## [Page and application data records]
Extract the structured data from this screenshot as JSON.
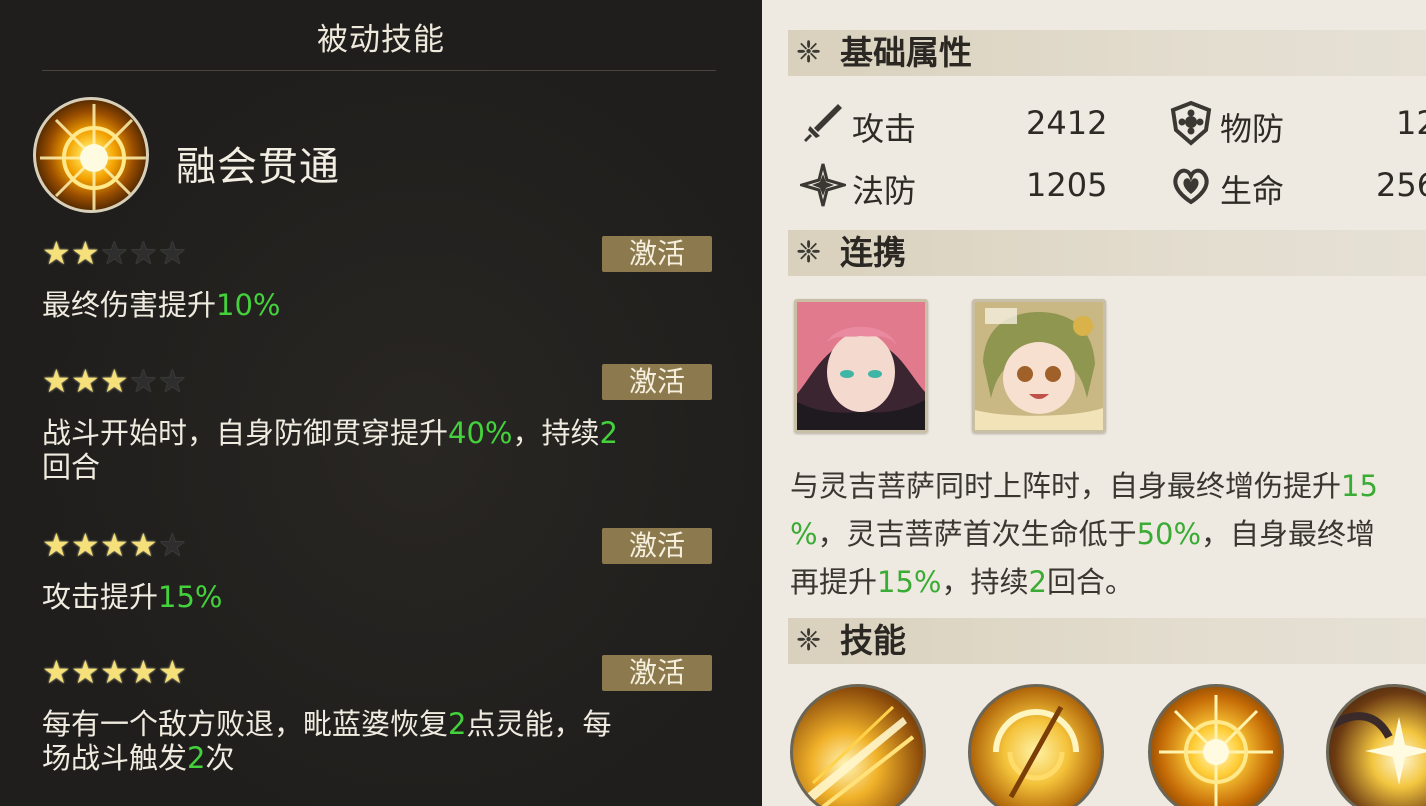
{
  "passive": {
    "title": "被动技能",
    "skill_name": "融会贯通",
    "tiers": [
      {
        "stars_on": 2,
        "stars_total": 5,
        "button": "激活",
        "parts": [
          "最终伤害提升",
          "10%",
          "",
          "",
          ""
        ]
      },
      {
        "stars_on": 3,
        "stars_total": 5,
        "button": "激活",
        "parts": [
          "战斗开始时，自身防御贯穿提升",
          "40%",
          "，持续",
          "2",
          "回合"
        ]
      },
      {
        "stars_on": 4,
        "stars_total": 5,
        "button": "激活",
        "parts": [
          "攻击提升",
          "15%",
          "",
          "",
          ""
        ]
      },
      {
        "stars_on": 5,
        "stars_total": 5,
        "button": "激活",
        "parts": [
          "每有一个敌方败退，毗蓝婆恢复",
          "2",
          "点灵能，每场战斗触发",
          "2",
          "次"
        ]
      }
    ]
  },
  "base_attributes": {
    "title": "基础属性",
    "items": [
      {
        "icon": "sword-icon",
        "label": "攻击",
        "value": "2412"
      },
      {
        "icon": "shield-flower-icon",
        "label": "物防",
        "value": "12"
      },
      {
        "icon": "magic-defense-icon",
        "label": "法防",
        "value": "1205"
      },
      {
        "icon": "heart-life-icon",
        "label": "生命",
        "value": "256"
      }
    ]
  },
  "combo": {
    "title": "连携",
    "portraits": [
      {
        "icon": "portrait-pink-hair-icon"
      },
      {
        "icon": "portrait-green-hair-icon"
      }
    ],
    "desc_parts": [
      "与灵吉菩萨同时上阵时，自身最终增伤提升",
      "15\n%",
      "，灵吉菩萨首次生命低于",
      "50%",
      "，自身最终增\n再提升",
      "15%",
      "，持续",
      "2",
      "回合。"
    ]
  },
  "skills": {
    "title": "技能",
    "icons": [
      "skill-slash-icon",
      "skill-vortex-icon",
      "skill-sun-icon",
      "skill-star-burst-icon"
    ]
  },
  "colors": {
    "highlight_dark": "#44d23c",
    "highlight_light": "#3aab34",
    "button_gold": "#8c7a4e",
    "panel_dark": "#1f1e1c",
    "panel_light": "#eeeae1"
  }
}
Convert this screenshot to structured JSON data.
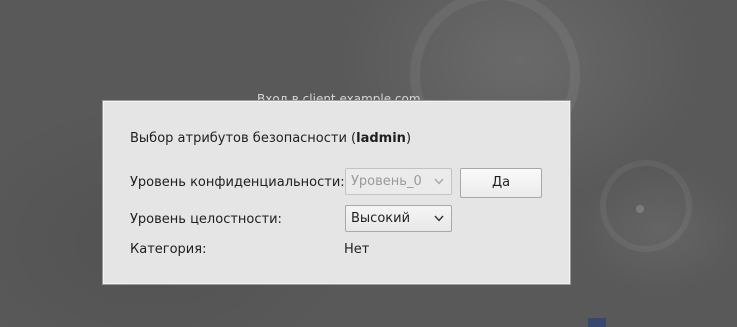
{
  "window": {
    "title": "Вход в client.example.com"
  },
  "dialog": {
    "title_prefix": "Выбор атрибутов безопасности (",
    "title_user": "ladmin",
    "title_suffix": ")",
    "confidentiality_label": "Уровень конфиденциальности:",
    "confidentiality_value": "Уровень_0",
    "confidentiality_enabled": false,
    "integrity_label": "Уровень целостности:",
    "integrity_value": "Высокий",
    "category_label": "Категория:",
    "category_value": "Нет",
    "ok_button": "Да"
  },
  "icons": {
    "combo_arrow": "chevron-down-icon"
  },
  "colors": {
    "dialog_bg": "#e5e5e5",
    "desktop_bg": "#595959",
    "disabled_text": "#9a9a9a"
  }
}
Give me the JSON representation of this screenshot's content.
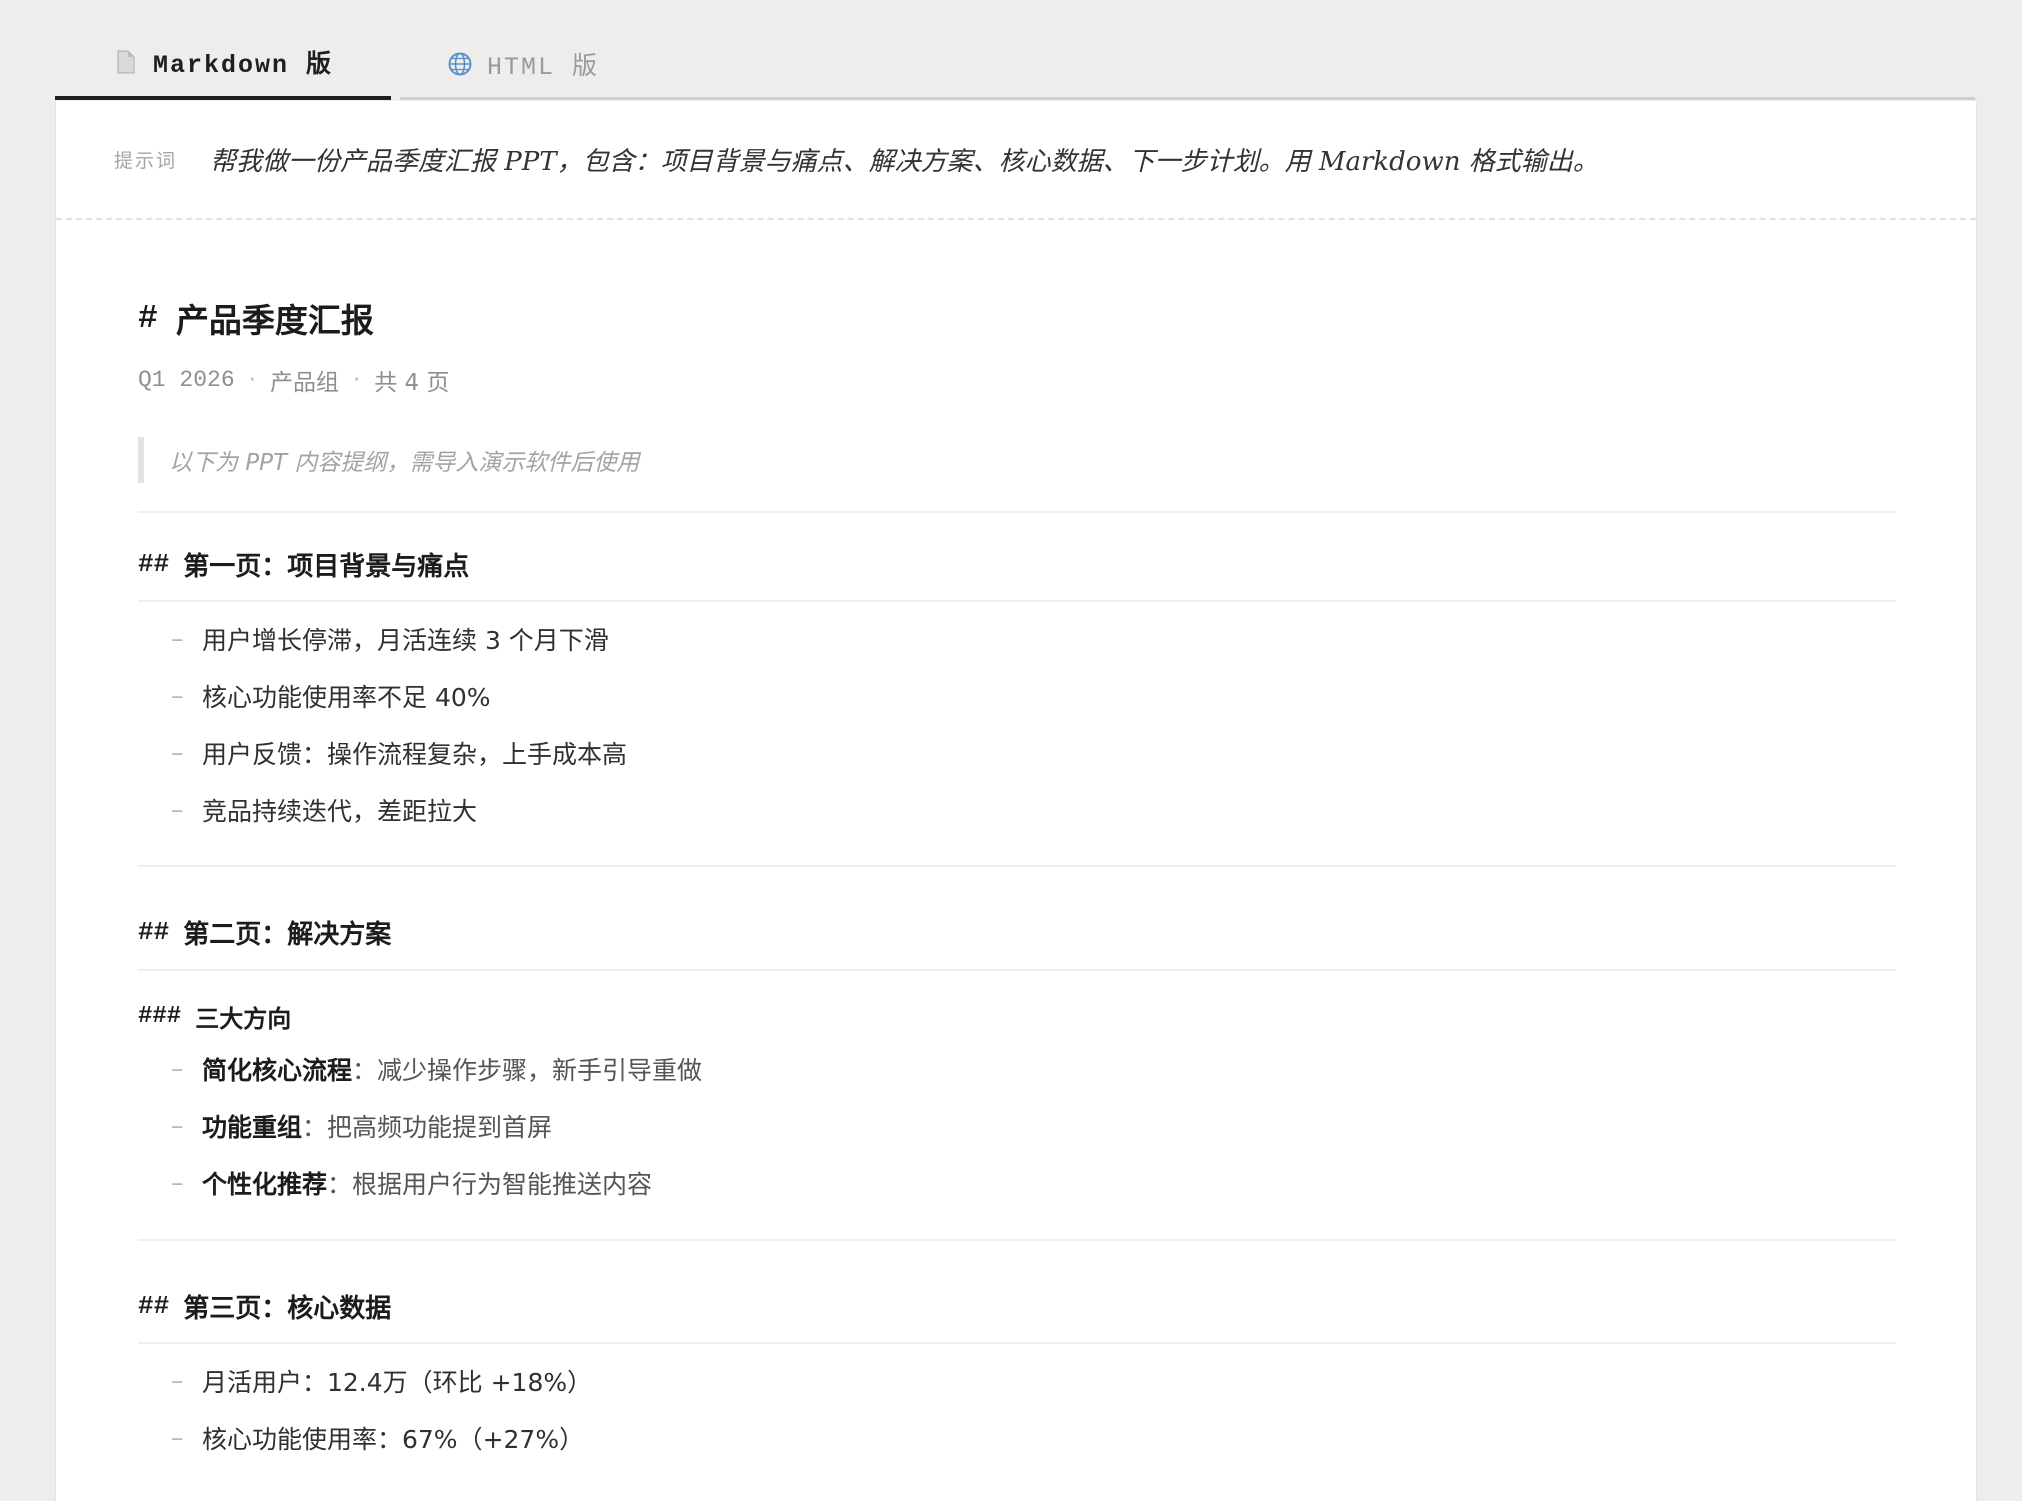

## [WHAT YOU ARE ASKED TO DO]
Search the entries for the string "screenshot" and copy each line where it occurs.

## [TASK RESPONSE]
Extract the structured data from this screenshot as JSON.
Convert this screenshot to structured JSON data.
Give me the JSON representation of this screenshot's content.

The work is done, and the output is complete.